Moreover, the Court of Appeals has recently reiterated the well-established principal that an owner "may not escape strict liability as an owner based on its lack of notice or control over the work ordered by its tenant." Sanatass v. Consolidated Investing Co., Inc. , 10 NY3d 333 (2008). In Sanatass, the Court held that the: "[property owner] Consolidated seeks to avoid liability under Labor Law § 240 (1) by contending that it is not an "owner" for the purposes underlying the statute. Relying on its lack of knowledge of plaintiff's work, undertaken at the behest of the tenant, Consolidated asks us to import a notice requirement into the Labor Law or, conversely, create a lack-of-notice exception to owner liability. But our precedents make clear that so long as a violation of the statute proximately results in injury, the owner's lack of notice or control over the work is not conclusive — this is precisely what is meant by absolute or strict liability in this context . . . We have made perfectly plain that even the lack of "any ability" on the owner's part to ensure compliance with the statute is legally irrelevant (see Coleman, 91 NY2d at 823)." Sanatass v. Consolidated Investing Co., Inc. , 10 NY3d 333 (2008). Even an out-of-possession premises owner is "liable under § 240(1) notwithstanding its out-of-possession status and asserted lack of active negligence in connection with plaintiff's injury." Mennis v. Commet 380, Inc. , 54 AD3d 641 (1st Dept. 2008).

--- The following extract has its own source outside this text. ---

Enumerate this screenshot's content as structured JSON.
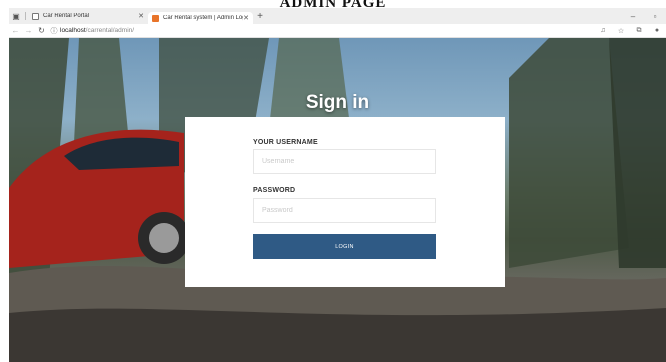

— ANKER was not an "agent for such work"

To determined whether ANKER, the building's managing agent, should be dismissed from this case requires an analysis of whether it is an "agent for such work" within the meaning of Labor law 241(6).

In a recent case, the First Department explained when a managing agent of a cooperative apartment building can be held liable on a plaintiff's claim under the Labor Law: "Statutory agency turns on the authority to supervise and control the employee . . . and "[o]nly upon obtaining the authority to supervise and control does the third party fall within the class of those having nondelegable liability as an agent under sections 240 and 241" (Russin v Louis N. Picciano Son, 54 NY2d 311, 318, 429 NE2d 805, 445 NYS2d 127)." Voultepsis v. Gumley-Haft-Klierer, Inc., 2009 NY Slip. Op. 1919, 1 (1st Dept. March 2009).

The evidence presented herein as to the "oversight and control of the work" is that it was Plaintiff's employer, Dominic Marchese who "explained [to VALDOVINOS] what [work he] had to do", who checked Plaintiff's work while he was there in the subject apartment, and who provided Plaintiff's tools, including the subject table saw (VALDOVINOS EBT, p. 24-27). The building's managing agent did not have a role in monitoring this renovation project, and never even entered the apartment in connection with the work. (Ferrara EBT, p. 36).

Under the circumstances, ANKER's motion to dismiss the Labor Law 241(6) claims is granted. The remainder of ANKER's motion, which seeks indemnification against BEAUDIN is deemed moot.

SHORE ROAD's Indemnification Claim Against BEAUDIN

In the event that SHORE ROAD is found liable to Plaintiff pursuant to the Labor Law 241(6) claim, SHORE ROAD seeks indemnification from BEAUDIN. It is not disputed that SHORE ROAD would be entitled to indemnification to the extent of the policy limits of BEAUDIN's Allstate insurance policy; and, to this extent, this portion of SHORE ROAD's motion is granted, without opposition.

In sum, Defendant SHORE ROAD's motion for summary judgment is denied with respect to Plaintiff GERARDO VALDOVINOS' Labor Law 241(6) cause of action. The remainder of SHORE ROAD's motion is granted without opposition. However, ANKER is granted summary judgment and this action is dismissed against ANKER.

This constitutes the decision and order of this Court.